Loyola University Chicago School of Law, JD 2024
In March of this year, the Securities and Exchange Commission (SEC) proposed a new rule that would require public companies to disclose important information about their carbon footprint. Although many continue to sing the praises of the new rule, a fair share of critics has emerged as well. Additionally, while this proposal may have an impact on large public companies, critics question what this rule will mean for smaller suppliers.
What is the new SEC proposed rule?
Earlier this year SEC commissioners voted 3-1 to issue a new proposal, “The Enhancement and Standardization of Climate-Related Disclosures for Investors”. This proposal would allow the SEC to receive “certain climate-related information in their registration statements and annual reports” from registrants. This proposal is intended to provide more information to prospective investors of large public companies while simultaneously addressing the Biden administration’s priority on environmental causes.
With the implementation of this proposal, three categories of disclosures will be provided to the SEC: greenhouse gas emission reports, important climate impact reports, and targets or transition plans. The first category addressing greenhouse gas emissions will require companies to disclose the amount of greenhouse gas emissions they produce that fall into either Scope 1, 2, or 3 emissions. More specifically, publicly traded companies will have to disclose the amount of energy they consume for their operations and obtain independent certification of their estimates. Within Scope 3 emissions, some public companies may have to ask their suppliers to provide reports on their carbon footprint, which could create new challenges regarding the accuracy of these disclosures. The next category will look at various factors, such as how a company has identified and addressed climate risks, if they have a strategy in place and if it is effective. Lastly, the SEC will require companies to identify and disclose existing emission reduction targets and lower energy use targets, among other things.

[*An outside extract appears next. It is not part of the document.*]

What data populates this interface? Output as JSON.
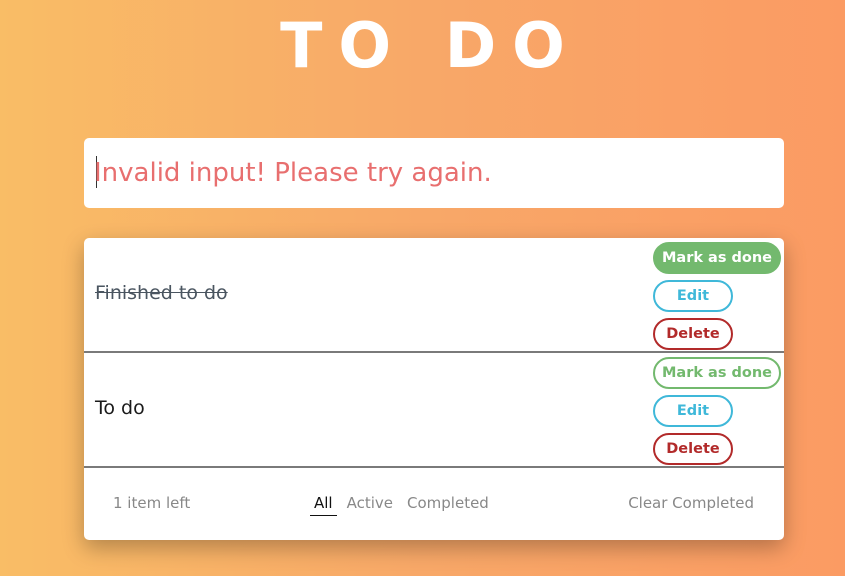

SEC chairman Gary Gensler believes that the SEC has a long history of stepping in when there is a significant need for the disclosure of information that is integral to investors’ decisions. He sees this new proposal as no different. According to Gensler, some public companies have already disclosed information in their past annual reports that directly address climate-related disclosures. “SEC staff, in reviewing nearly 7,000 annual reports submitted in 2019 and 2020, found that a third included some disclosure related to climate change.” Although companies in the past have voluntarily disclosed climate-related information, it is not exactly uniform. This proposal will ensure that investors are not spending time parsing through the various forms of climate disclosures by different companies; they will now all be uniform.
What are some thoughts on the proposal?
After the proposed rule was published, there was a designated time for public comment. During this time, so much feedback was received that the SEC issued an extension of the public comment time. The commentary received was mixed. On one hand, there has been a lot of positive rhetoric directed at the Biden administration for following through on its promise to tackle climate change and environmental issues. Further, supporters of the proposed rule are delighted that the proposal will hold companies accountable for their role in accelerating climate change.
Others voiced concern, including what is likely the most surprising critic—the commission itself. Commissioner Hester M. Peirce has been an outspoken critic of the rule proposed by the Commission she works within. Peirce articulated that she believed this rule was an overreach by the SEC, stating it will “undermine the existing regulatory framework that for many decades has ungirded consistent, comparable, and reliable company disclosures.” Other critics have stated that this will be a costly compliance hurdle for many public companies as well as small suppliers.
How can this impact small businesses?
While it is important to identify and acknowledge the proposed rule’s impact on stakeholders, many only look to the large public companies but what about the small private suppliers? Small suppliers are nervous that the SEC has implemented this rule without thinking of the “little guys.” The suppliers may not have the human or financial resources to abide by the new regulations and provide climate-related disclosures. In fact, the SEC has estimated that its proposal will require businesses to spend $3.9 billion to $10.2 billion in order to produce these disclosures.
However, SEC Chairman Gary Gensler has directly addressed this concern and has stated that the climate disclosure proposal will not require public companies to ask small private suppliers to report on their carbon footprints even though they may be involved with the public companies’ supply chain operations. Thus, as of right now, this proposal will seemingly not have a severe impact on small businesses and suppliers.
In any event, the proposal has not yet been finalized so there may be more changes on the horizon. Only time will tell if the SEC, specifically Chairman Gensler, will keep his promise to the “little guys”. So too, will time reveal whether Chairman Gensler’s own view on the proposed rule will affect what the finalized rule actually looks like.